Turbine reckons the tried and tested $X-a-month pricing model still has its place.
"It's probably not right to say the subscription MMO is dying," said spokesman Adam Mersky in an interview with Eurogamer. "It's probably more right to say the idea of forcing a player to only have one option for having to consume your content -- that's probably dying."
Turbine's most notable games, Dungeons and Dragons Online and Lord of the Rings Online, have both fared better as microtransaction-driven "free" games than they did as traditional, subscription-based titles.
"If we were going to release another MMO, we would not come out and - from my perception - launch it as a subscription game," Mersky continued. "The right choice would be to make it a player-choice of subscription or free-to-play."
Mersky went on to claim that Turbine pioneered the switch from a subscription to F2P model.
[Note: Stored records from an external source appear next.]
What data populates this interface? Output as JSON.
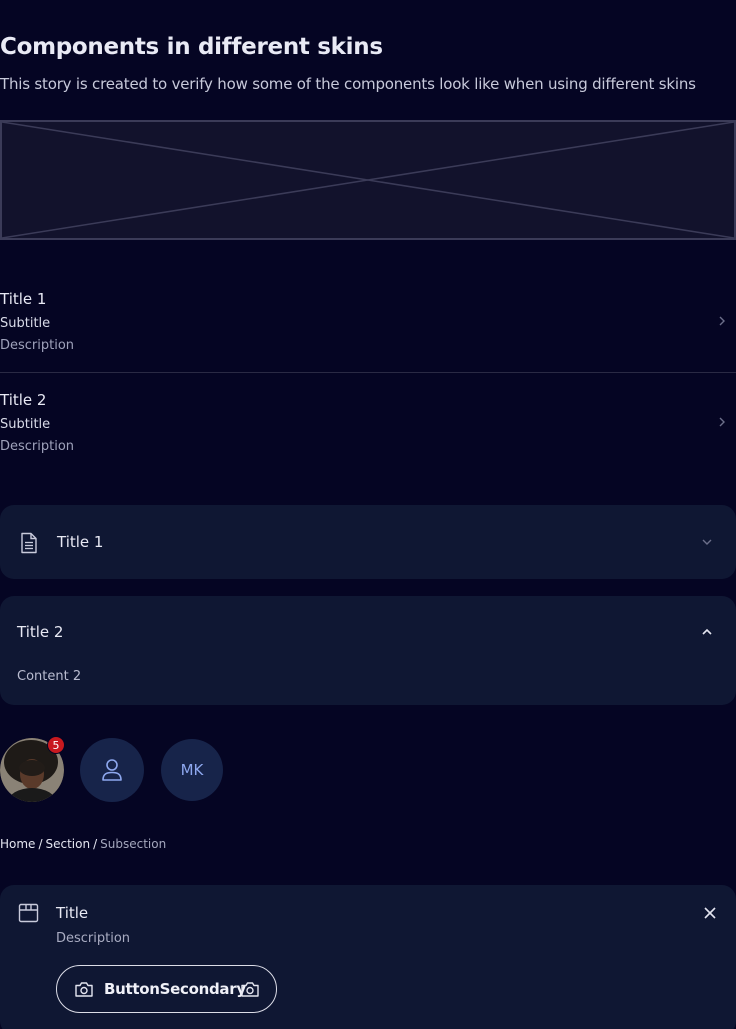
{
  "header": {
    "title": "Components in different skins",
    "subtitle": "This story is created to verify how some of the components look like when using different skins"
  },
  "list": {
    "items": [
      {
        "title": "Title 1",
        "subtitle": "Subtitle",
        "description": "Description",
        "icon": "chevron-right-icon"
      },
      {
        "title": "Title 2",
        "subtitle": "Subtitle",
        "description": "Description",
        "icon": "chevron-right-icon"
      }
    ]
  },
  "accordion": {
    "items": [
      {
        "title": "Title 1",
        "icon": "document-icon",
        "expanded": false
      },
      {
        "title": "Title 2",
        "content": "Content 2",
        "expanded": true
      }
    ]
  },
  "avatars": {
    "badge_count": "5",
    "initials": "MK",
    "icons": [
      "photo-avatar",
      "user-icon"
    ]
  },
  "breadcrumb": {
    "items": [
      "Home",
      "Section",
      "Subsection"
    ],
    "separator": "/"
  },
  "callout": {
    "title": "Title",
    "description": "Description",
    "button_label": "ButtonSecondary",
    "icons": [
      "box-icon",
      "close-icon",
      "camera-icon"
    ]
  },
  "colors": {
    "background": "#050523",
    "surface": "#0f1733",
    "badge": "#c8191f",
    "avatar_bg": "#17244a",
    "avatar_text": "#8ea8ef"
  }
}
It's worth noting, however, that Anarchy Online featured a F2P option five years before Turbine introduced the option in Dungeons and Dragons Online.
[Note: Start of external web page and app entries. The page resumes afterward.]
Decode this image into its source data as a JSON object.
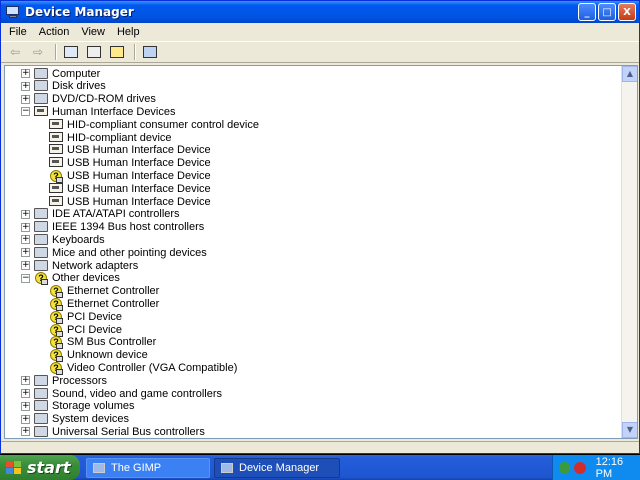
{
  "window": {
    "title": "Device Manager",
    "controls": {
      "minimize": "_",
      "maximize": "□",
      "close": "X"
    }
  },
  "menu": [
    "File",
    "Action",
    "View",
    "Help"
  ],
  "toolbar": {
    "buttons": [
      "back-icon",
      "forward-icon",
      "properties-icon",
      "print-icon",
      "help-icon",
      "scan-hardware-icon"
    ]
  },
  "tree": [
    {
      "label": "Computer",
      "level": 0,
      "expander": "+",
      "icon": "computer-icon"
    },
    {
      "label": "Disk drives",
      "level": 0,
      "expander": "+",
      "icon": "disk-icon"
    },
    {
      "label": "DVD/CD-ROM drives",
      "level": 0,
      "expander": "+",
      "icon": "cdrom-icon"
    },
    {
      "label": "Human Interface Devices",
      "level": 0,
      "expander": "-",
      "icon": "hid-icon"
    },
    {
      "label": "HID-compliant consumer control device",
      "level": 1,
      "expander": "",
      "icon": "hid-icon"
    },
    {
      "label": "HID-compliant device",
      "level": 1,
      "expander": "",
      "icon": "hid-icon"
    },
    {
      "label": "USB Human Interface Device",
      "level": 1,
      "expander": "",
      "icon": "hid-icon"
    },
    {
      "label": "USB Human Interface Device",
      "level": 1,
      "expander": "",
      "icon": "hid-icon"
    },
    {
      "label": "USB Human Interface Device",
      "level": 1,
      "expander": "",
      "icon": "hid-warning-icon"
    },
    {
      "label": "USB Human Interface Device",
      "level": 1,
      "expander": "",
      "icon": "hid-icon"
    },
    {
      "label": "USB Human Interface Device",
      "level": 1,
      "expander": "",
      "icon": "hid-icon"
    },
    {
      "label": "IDE ATA/ATAPI controllers",
      "level": 0,
      "expander": "+",
      "icon": "ide-icon"
    },
    {
      "label": "IEEE 1394 Bus host controllers",
      "level": 0,
      "expander": "+",
      "icon": "firewire-icon"
    },
    {
      "label": "Keyboards",
      "level": 0,
      "expander": "+",
      "icon": "keyboard-icon"
    },
    {
      "label": "Mice and other pointing devices",
      "level": 0,
      "expander": "+",
      "icon": "mouse-icon"
    },
    {
      "label": "Network adapters",
      "level": 0,
      "expander": "+",
      "icon": "network-icon"
    },
    {
      "label": "Other devices",
      "level": 0,
      "expander": "-",
      "icon": "unknown-device-icon"
    },
    {
      "label": "Ethernet Controller",
      "level": 1,
      "expander": "",
      "icon": "unknown-device-icon"
    },
    {
      "label": "Ethernet Controller",
      "level": 1,
      "expander": "",
      "icon": "unknown-device-icon"
    },
    {
      "label": "PCI Device",
      "level": 1,
      "expander": "",
      "icon": "unknown-device-icon"
    },
    {
      "label": "PCI Device",
      "level": 1,
      "expander": "",
      "icon": "unknown-device-icon"
    },
    {
      "label": "SM Bus Controller",
      "level": 1,
      "expander": "",
      "icon": "unknown-device-icon"
    },
    {
      "label": "Unknown device",
      "level": 1,
      "expander": "",
      "icon": "unknown-device-icon"
    },
    {
      "label": "Video Controller (VGA Compatible)",
      "level": 1,
      "expander": "",
      "icon": "unknown-device-icon"
    },
    {
      "label": "Processors",
      "level": 0,
      "expander": "+",
      "icon": "processor-icon"
    },
    {
      "label": "Sound, video and game controllers",
      "level": 0,
      "expander": "+",
      "icon": "sound-icon"
    },
    {
      "label": "Storage volumes",
      "level": 0,
      "expander": "+",
      "icon": "storage-icon"
    },
    {
      "label": "System devices",
      "level": 0,
      "expander": "+",
      "icon": "system-icon"
    },
    {
      "label": "Universal Serial Bus controllers",
      "level": 0,
      "expander": "+",
      "icon": "usb-icon"
    }
  ],
  "taskbar": {
    "start_label": "start",
    "tasks": [
      {
        "label": "The GIMP",
        "active": false
      },
      {
        "label": "Device Manager",
        "active": true
      }
    ],
    "clock": "12:16 PM"
  },
  "colors": {
    "titlebar": "#0054E3",
    "window_bg": "#ECE9D8",
    "taskbar": "#245DDB",
    "start": "#3A8D3A",
    "tray": "#0F8BEF"
  }
}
Rightly or wrongly, I suspect a lot of people are watching The Old Republic's peformance very carefully. If the combined might of Bioware's (slightly tarnished) reputation and the Star Wars license can't maintain a subscriber base at the traditional $15 price-point, I suspect we'll be seeing a lot more high-profile MMOs launching as F2P titles.